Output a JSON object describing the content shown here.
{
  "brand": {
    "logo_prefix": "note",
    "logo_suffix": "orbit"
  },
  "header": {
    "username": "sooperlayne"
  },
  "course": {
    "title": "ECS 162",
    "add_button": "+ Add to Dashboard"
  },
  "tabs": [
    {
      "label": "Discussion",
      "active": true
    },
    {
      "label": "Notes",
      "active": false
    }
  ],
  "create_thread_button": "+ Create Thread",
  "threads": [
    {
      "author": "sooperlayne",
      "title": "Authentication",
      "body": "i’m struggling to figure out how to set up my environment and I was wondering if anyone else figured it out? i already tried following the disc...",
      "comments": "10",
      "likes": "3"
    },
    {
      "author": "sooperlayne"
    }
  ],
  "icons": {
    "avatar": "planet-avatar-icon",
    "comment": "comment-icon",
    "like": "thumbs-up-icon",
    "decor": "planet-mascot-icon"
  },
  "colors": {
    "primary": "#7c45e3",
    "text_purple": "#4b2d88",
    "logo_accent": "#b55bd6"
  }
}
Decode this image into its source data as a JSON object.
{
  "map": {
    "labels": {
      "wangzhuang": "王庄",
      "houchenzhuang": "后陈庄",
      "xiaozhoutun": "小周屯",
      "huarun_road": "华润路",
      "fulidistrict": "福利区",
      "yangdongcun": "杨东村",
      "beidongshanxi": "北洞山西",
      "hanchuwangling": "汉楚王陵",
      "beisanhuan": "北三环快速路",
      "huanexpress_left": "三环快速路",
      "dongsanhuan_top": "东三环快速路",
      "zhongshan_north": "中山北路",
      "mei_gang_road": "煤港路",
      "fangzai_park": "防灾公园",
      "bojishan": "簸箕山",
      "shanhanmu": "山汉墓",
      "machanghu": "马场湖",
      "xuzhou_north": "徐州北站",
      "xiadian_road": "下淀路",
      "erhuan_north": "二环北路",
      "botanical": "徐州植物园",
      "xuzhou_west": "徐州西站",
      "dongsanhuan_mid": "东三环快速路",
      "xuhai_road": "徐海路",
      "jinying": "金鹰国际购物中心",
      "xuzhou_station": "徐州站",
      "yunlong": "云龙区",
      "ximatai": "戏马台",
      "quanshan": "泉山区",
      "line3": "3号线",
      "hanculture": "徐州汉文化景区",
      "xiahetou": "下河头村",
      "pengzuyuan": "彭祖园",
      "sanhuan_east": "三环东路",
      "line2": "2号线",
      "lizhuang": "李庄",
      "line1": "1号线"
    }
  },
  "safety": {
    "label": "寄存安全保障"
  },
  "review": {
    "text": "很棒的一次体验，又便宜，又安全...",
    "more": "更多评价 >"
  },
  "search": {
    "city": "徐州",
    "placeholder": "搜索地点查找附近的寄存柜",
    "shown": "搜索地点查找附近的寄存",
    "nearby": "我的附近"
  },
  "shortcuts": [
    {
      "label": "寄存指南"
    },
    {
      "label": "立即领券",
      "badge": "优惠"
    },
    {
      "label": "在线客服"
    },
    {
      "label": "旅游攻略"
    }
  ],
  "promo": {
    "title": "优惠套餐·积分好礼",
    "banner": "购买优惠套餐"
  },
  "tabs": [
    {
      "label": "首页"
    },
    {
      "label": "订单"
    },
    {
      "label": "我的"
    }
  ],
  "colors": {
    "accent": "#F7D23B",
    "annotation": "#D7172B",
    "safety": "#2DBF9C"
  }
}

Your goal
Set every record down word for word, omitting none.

Your solution
Output a JSON object describing the content shown here.
{
  "brand": {
    "logo_prefix": "note",
    "logo_suffix": "orbit"
  },
  "header": {
    "username": "sooperlayne"
  },
  "course": {
    "title": "ECS 162",
    "add_button": "+ Add to Dashboard"
  },
  "tabs": [
    {
      "label": "Discussion",
      "active": true
    },
    {
      "label": "Notes",
      "active": false
    }
  ],
  "create_thread_button": "+ Create Thread",
  "threads": [
    {
      "author": "sooperlayne",
      "title": "Authentication",
      "body": "i’m struggling to figure out how to set up my environment and I was wondering if anyone else figured it out? i already tried following the disc...",
      "comments": "10",
      "likes": "3"
    },
    {
      "author": "sooperlayne"
    }
  ],
  "icons": {
    "avatar": "planet-avatar-icon",
    "comment": "comment-icon",
    "like": "thumbs-up-icon",
    "decor": "planet-mascot-icon"
  },
  "colors": {
    "primary": "#7c45e3",
    "text_purple": "#4b2d88",
    "logo_accent": "#b55bd6"
  }
}
Decode this image into its source data as a JSON object.
{
  "map": {
    "labels": {
      "wangzhuang": "王庄",
      "houchenzhuang": "后陈庄",
      "xiaozhoutun": "小周屯",
      "huarun_road": "华润路",
      "fulidistrict": "福利区",
      "yangdongcun": "杨东村",
      "beidongshanxi": "北洞山西",
      "hanchuwangling": "汉楚王陵",
      "beisanhuan": "北三环快速路",
      "huanexpress_left": "三环快速路",
      "dongsanhuan_top": "东三环快速路",
      "zhongshan_north": "中山北路",
      "mei_gang_road": "煤港路",
      "fangzai_park": "防灾公园",
      "bojishan": "簸箕山",
      "shanhanmu": "山汉墓",
      "machanghu": "马场湖",
      "xuzhou_north": "徐州北站",
      "xiadian_road": "下淀路",
      "erhuan_north": "二环北路",
      "botanical": "徐州植物园",
      "xuzhou_west": "徐州西站",
      "dongsanhuan_mid": "东三环快速路",
      "xuhai_road": "徐海路",
      "jinying": "金鹰国际购物中心",
      "xuzhou_station": "徐州站",
      "yunlong": "云龙区",
      "ximatai": "戏马台",
      "quanshan": "泉山区",
      "line3": "3号线",
      "hanculture": "徐州汉文化景区",
      "xiahetou": "下河头村",
      "pengzuyuan": "彭祖园",
      "sanhuan_east": "三环东路",
      "line2": "2号线",
      "lizhuang": "李庄",
      "line1": "1号线"
    }
  },
  "safety": {
    "label": "寄存安全保障"
  },
  "review": {
    "text": "很棒的一次体验，又便宜，又安全...",
    "more": "更多评价 >"
  },
  "search": {
    "city": "徐州",
    "placeholder": "搜索地点查找附近的寄存柜",
    "shown": "搜索地点查找附近的寄存",
    "nearby": "我的附近"
  },
  "shortcuts": [
    {
      "label": "寄存指南"
    },
    {
      "label": "立即领券",
      "badge": "优惠"
    },
    {
      "label": "在线客服"
    },
    {
      "label": "旅游攻略"
    }
  ],
  "promo": {
    "title": "优惠套餐·积分好礼",
    "banner": "购买优惠套餐"
  },
  "tabs": [
    {
      "label": "首页"
    },
    {
      "label": "订单"
    },
    {
      "label": "我的"
    }
  ],
  "colors": {
    "accent": "#F7D23B",
    "annotation": "#D7172B",
    "safety": "#2DBF9C"
  }
}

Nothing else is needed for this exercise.